Mike Mulligan and His Steam Shovel
Written and Illustrated by Virginia Lee Burton
I have decided to write a few reviews of classic children’s books. I am doing this as I think that parents quite often neglect to buy really good books for their children to read. Quite often they just buy books that are trendy or are filled with the latest TV characters such as Bob The Builder or Hannah Montana and don’t think about whether these are good books for their children. Some parents think that it doesn’t matter what their children are reading as long as they are reading, while others just follow trends or their children’s wishes. A lot of parents don’t want to buy their children classic picture books because they are too old fashioned for modern children, while many department stores and book shops only have the latest books.
Mike Mulligan and His Steam Shovel is a delightful children’s picture book that was first published way back in 1939. The story is about Mike Mulligan who with his steam shovel Mary Anne has been successfully digging holes, including the ‘great canal’, for many years but has recently become considered redundant in the big cities due to the introduction of modern diesel and electric powered shovels. To solve this problem Mike takes Mary Anne to the little town of Popperville to dig the basement of their new town hall in a single day to prove that Mary Anne can do the work of 100 men. Mike and Mary Anne succeed against the odds but unfortunately have dug themselves into a hole… literally… and cannot get out, until a young boy suggests that Mary Anne could be used as the furnace of the new building.
The book features excellent illustrations by Virginia Lee Burton that were rendered in crayon. Whilst kids today may think that the illustrations are a little old fashioned compared to those in more modern picture books, I have always been fascinated by them.
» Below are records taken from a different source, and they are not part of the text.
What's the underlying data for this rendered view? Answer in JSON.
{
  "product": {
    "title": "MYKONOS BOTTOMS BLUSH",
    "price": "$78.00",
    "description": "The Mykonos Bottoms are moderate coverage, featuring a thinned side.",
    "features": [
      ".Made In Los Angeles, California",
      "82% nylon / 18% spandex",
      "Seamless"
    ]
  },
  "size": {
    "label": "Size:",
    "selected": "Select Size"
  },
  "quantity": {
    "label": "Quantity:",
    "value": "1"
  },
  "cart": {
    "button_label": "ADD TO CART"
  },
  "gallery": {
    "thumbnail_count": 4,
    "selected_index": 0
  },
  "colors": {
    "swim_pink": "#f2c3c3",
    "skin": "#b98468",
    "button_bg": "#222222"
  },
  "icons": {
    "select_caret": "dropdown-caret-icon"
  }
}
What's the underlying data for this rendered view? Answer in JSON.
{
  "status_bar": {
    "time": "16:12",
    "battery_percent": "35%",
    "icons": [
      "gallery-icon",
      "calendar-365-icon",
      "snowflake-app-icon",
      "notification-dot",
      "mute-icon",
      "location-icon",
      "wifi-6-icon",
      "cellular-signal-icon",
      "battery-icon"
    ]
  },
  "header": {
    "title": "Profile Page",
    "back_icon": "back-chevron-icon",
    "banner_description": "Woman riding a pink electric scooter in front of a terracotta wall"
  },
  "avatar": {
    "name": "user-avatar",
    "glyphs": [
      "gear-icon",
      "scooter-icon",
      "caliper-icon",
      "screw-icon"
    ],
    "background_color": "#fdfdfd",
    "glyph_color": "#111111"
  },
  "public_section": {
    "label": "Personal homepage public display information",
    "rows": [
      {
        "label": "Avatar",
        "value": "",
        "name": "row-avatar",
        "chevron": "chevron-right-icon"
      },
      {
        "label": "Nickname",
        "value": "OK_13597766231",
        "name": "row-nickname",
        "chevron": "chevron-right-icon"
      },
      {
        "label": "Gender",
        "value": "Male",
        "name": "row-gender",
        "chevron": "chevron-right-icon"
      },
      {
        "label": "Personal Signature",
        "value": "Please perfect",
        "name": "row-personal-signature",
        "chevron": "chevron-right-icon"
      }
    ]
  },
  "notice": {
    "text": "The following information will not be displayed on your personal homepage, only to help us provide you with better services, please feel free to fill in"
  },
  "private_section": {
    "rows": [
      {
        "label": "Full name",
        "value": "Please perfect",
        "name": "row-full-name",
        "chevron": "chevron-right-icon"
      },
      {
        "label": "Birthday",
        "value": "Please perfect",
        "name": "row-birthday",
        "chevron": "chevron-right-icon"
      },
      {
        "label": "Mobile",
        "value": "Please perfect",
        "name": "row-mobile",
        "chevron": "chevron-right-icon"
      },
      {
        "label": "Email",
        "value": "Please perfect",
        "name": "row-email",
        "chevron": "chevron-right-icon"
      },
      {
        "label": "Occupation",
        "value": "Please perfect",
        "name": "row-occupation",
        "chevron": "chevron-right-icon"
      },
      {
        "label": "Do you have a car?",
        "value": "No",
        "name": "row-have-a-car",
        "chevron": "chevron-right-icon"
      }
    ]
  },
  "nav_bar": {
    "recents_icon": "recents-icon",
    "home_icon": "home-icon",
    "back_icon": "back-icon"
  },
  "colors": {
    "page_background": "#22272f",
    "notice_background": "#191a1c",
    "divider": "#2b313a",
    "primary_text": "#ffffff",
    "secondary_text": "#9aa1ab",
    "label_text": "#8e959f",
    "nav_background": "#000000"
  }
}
The pictures also match the theme of the text which is saying that even though something is old, it doesn’t mean that it is no good, especially if it is well taken care of. Like one of Burton’s other books, The Little House, this nostalgic book seems to be lamenting progress and commenting on how progress can mean that things end up being replaced unnecessarily by newer, more modern machines, even if the older machines can still do their job perfectly well. (This can also be applied to people, where older people are made redundant and replaced by younger workers!)